Whether or not he stays in office, state Assemblymember Vito Lopez will forever be known as the legislator censured for sexual harassment, stripped of his seniority and committee chairmanship, and forbidden to employ anyone under the age of 21.
But his legacy runs much deeper. As chair of the Kings County Democrats, he can make or break the careers of aspiring elected officials in Brooklyn, and controls the process through which judges in the borough are nominated to state Supreme Court.
Then there’s the seat Assembly Speaker Sheldon Silver pulled out from under Lopez last week, as Chair of the Assembly Housing Committee. It gave Lopez a subtle but significant impact on the shape of New York City, by steering the money and rules that run its number-one industry: real estate.
Here are four ways Vito Lopez has wielded that power.
1. Hello hipsters, bye-bye business
In 2010, Lopez sponsored a measure to assure residential tenants of lofts in Brooklyn and Queens – living in a zone that includes much of his district – that they could continue to live in former manufacturing spaces. It was the first expansion of the so-called Loft Law since the 1980s.
Although the law required landlords to upgrade their buildings, in many cases landlords could charge residential tenants considerably more for rent than those leasing the spaces to manufacturing or other businesses.
Lopez advanced the 2010 loft bill over objections from Mayor Michael Bloomberg and groups seeking to preserve manufacturing in New York City, who argued that encouraging conversion of industrial lofts for residential use would cause jobs to leave New York.
As of this April, three dozen Brooklyn and Queens industrial lofts had been converted to apartments under Lopez’ law, and Lopez has argued against rent increases In a recent meeting with loft tenants, Lopez indicated that he counts their numbers in his Assembly district — and their votes. “There are 1,500 loft tenants in my district, and only 114 of them voted in the last four years. But if you ever mobilize a bloc of 1,500 people, a lot will go your way.”
2. Costly tax breaks for real estate developers
In 2007, as the state legislature acted to renew a major tax break for New York City apartment-building developers, Lopez introduced a version of the bill that significantly expanded the zone in which developers have to build affordable housing in order to get the tax break, known as 421-a. Those included areas in North Brooklyn where a powerful organization founded by Lopez, the Ridgewood Bushwick Senior Citizens Council, constructs and manages such housing and was poised to benefit from new development opportunities.

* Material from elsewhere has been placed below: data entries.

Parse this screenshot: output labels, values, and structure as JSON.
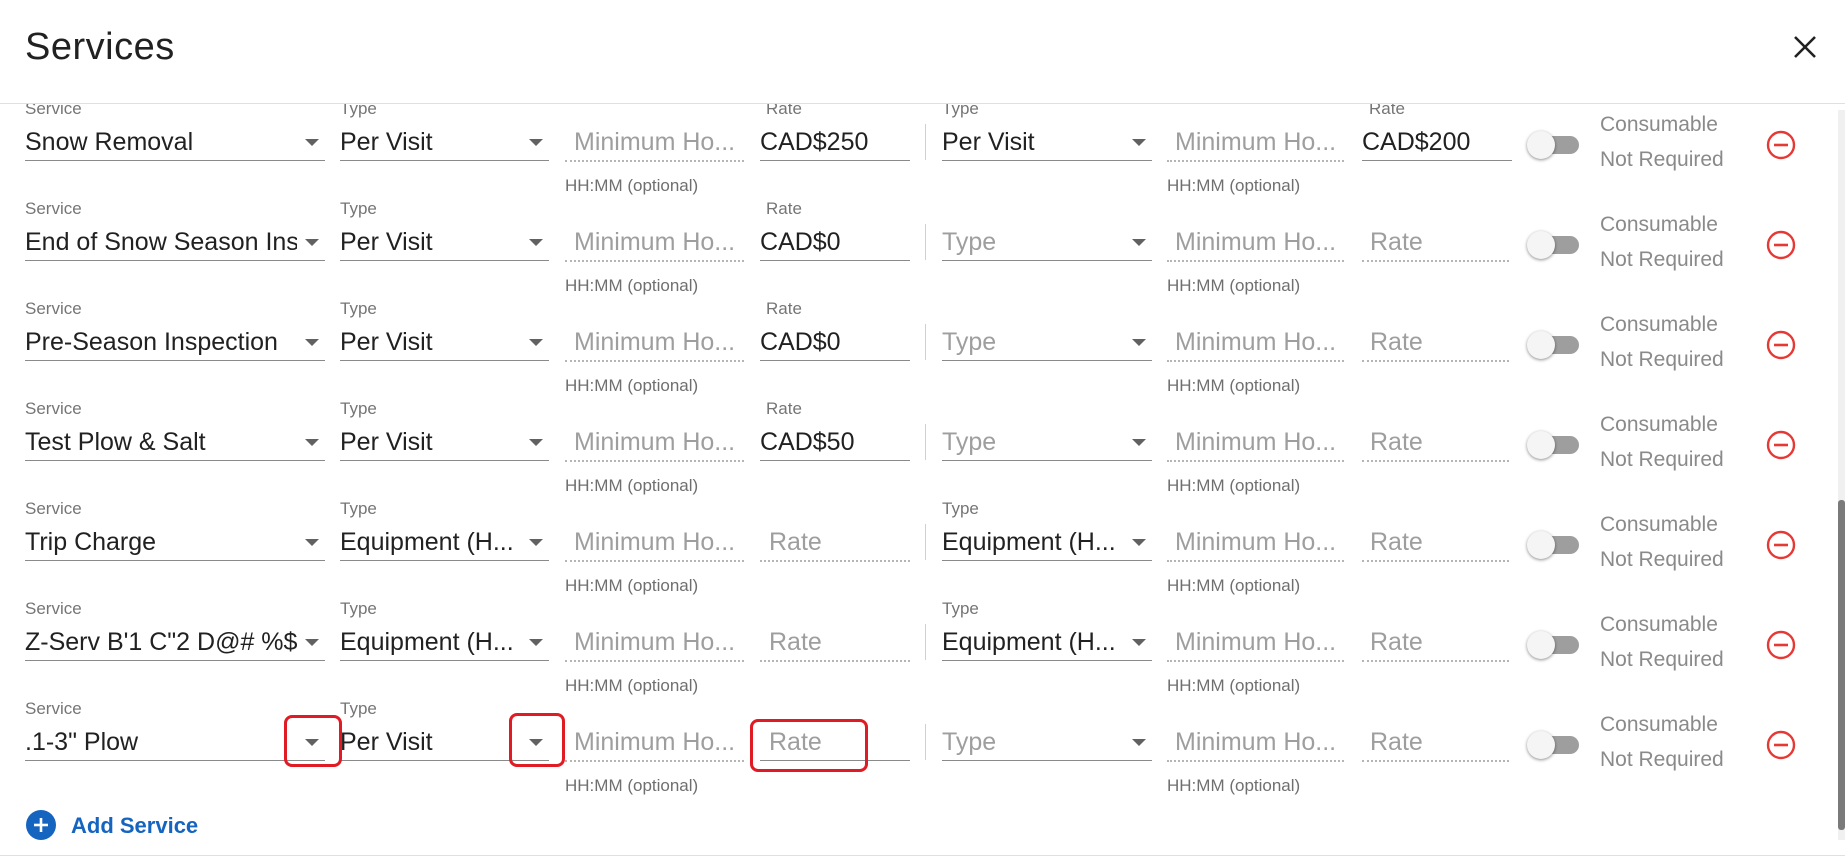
{
  "dialog": {
    "title": "Services"
  },
  "labels": {
    "service": "Service",
    "type": "Type",
    "rate": "Rate",
    "hint": "HH:MM (optional)",
    "min_hours_placeholder": "Minimum Ho...",
    "type_placeholder": "Type",
    "rate_placeholder": "Rate",
    "consumable": "Consumable",
    "not_required": "Not Required"
  },
  "rows": [
    {
      "service": "Snow Removal",
      "type1": "Per Visit",
      "rate1": "CAD$250",
      "type2": "Per Visit",
      "rate2": "CAD$200",
      "consumable": false
    },
    {
      "service": "End of Snow Season Insp",
      "type1": "Per Visit",
      "rate1": "CAD$0",
      "type2": "",
      "rate2": "",
      "consumable": false
    },
    {
      "service": "Pre-Season Inspection",
      "type1": "Per Visit",
      "rate1": "CAD$0",
      "type2": "",
      "rate2": "",
      "consumable": false
    },
    {
      "service": "Test Plow & Salt",
      "type1": "Per Visit",
      "rate1": "CAD$50",
      "type2": "",
      "rate2": "",
      "consumable": false
    },
    {
      "service": "Trip Charge",
      "type1": "Equipment (H...",
      "rate1": "",
      "type2": "Equipment (H...",
      "rate2": "",
      "consumable": false
    },
    {
      "service": "Z-Serv B'1 C\"2 D@# %$",
      "type1": "Equipment (H...",
      "rate1": "",
      "type2": "Equipment (H...",
      "rate2": "",
      "consumable": false
    },
    {
      "service": ".1-3\" Plow",
      "type1": "Per Visit",
      "rate1": "",
      "type2": "",
      "rate2": "",
      "consumable": false
    }
  ],
  "footer": {
    "add_service": "Add Service"
  },
  "colors": {
    "accent": "#1565c0",
    "remove": "#e53935",
    "highlight": "#e01b24"
  }
}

What’s more, under Lopez’ bill the renewal of the tax abatement took effect one year after its passage. That gave developers time to begin construction and claim the tax credit without providing the affordable housing. Those tax abatements will cost the city $158.7 million over 15 years.
3. Grants for the grassroots
Lopez has repeatedly sought to restore funding to the Neighborhood Preservation Program, which gives state grants to dozens of non-profits to provide housing advice to tenants and homebuyers.
Many, including Lopez’s Bushwick Ridgewood Senior Citizens Council, are located in New York City. Most groups have received the funds for decades, and for some of the smaller organizations the dollars fiercely protected by Lopez represent a large share of their budgets.
In 2009, after the state budget slashed $2.1 million from the Neighborhood Preservation Program, Assemblyman Lopez personally steered member item funds to restore its budget. After Gov. Andrew Cuomo’s first budget in 2011 sought to cut the Neighborhood Preservation Program in half. Lopez and Speaker Sheldon Silver negotiated a deal to restore $6 million.
This year, Gov. Andrew Cuomo sought to eliminate the Neighborhood Preservation Program entirely, generating $12 million in savings, and replace them with a state-run tenant protection unit. Lopez helped ensure the program survived — and with it a built-in network of political support for Lopez.
4. Big money for Brooklyn
The Ridgewood Bushwick Senior Citizens Council, the Brooklyn nonprofit founded by Lopez three decades ago, is a major recipient of public funds for housing development and services for the elderly. State legislative records show that a big chunk of the money comes from Lopez himself: he earmarked more than $400,000 for the organization through member items between 2008 and 2010. More than a half million dollars in funds also came through the New York City Council.
The group has been the subject of a probe from the City’s Department of Investigation, which in 2010 found weak board oversight and purported “fraudulent activities” at Ridgewood Bushwick. But that hasn’t stopped city money from flowing: since the beginning of 2010 it has received $25 million in payments from the city for housing and other services.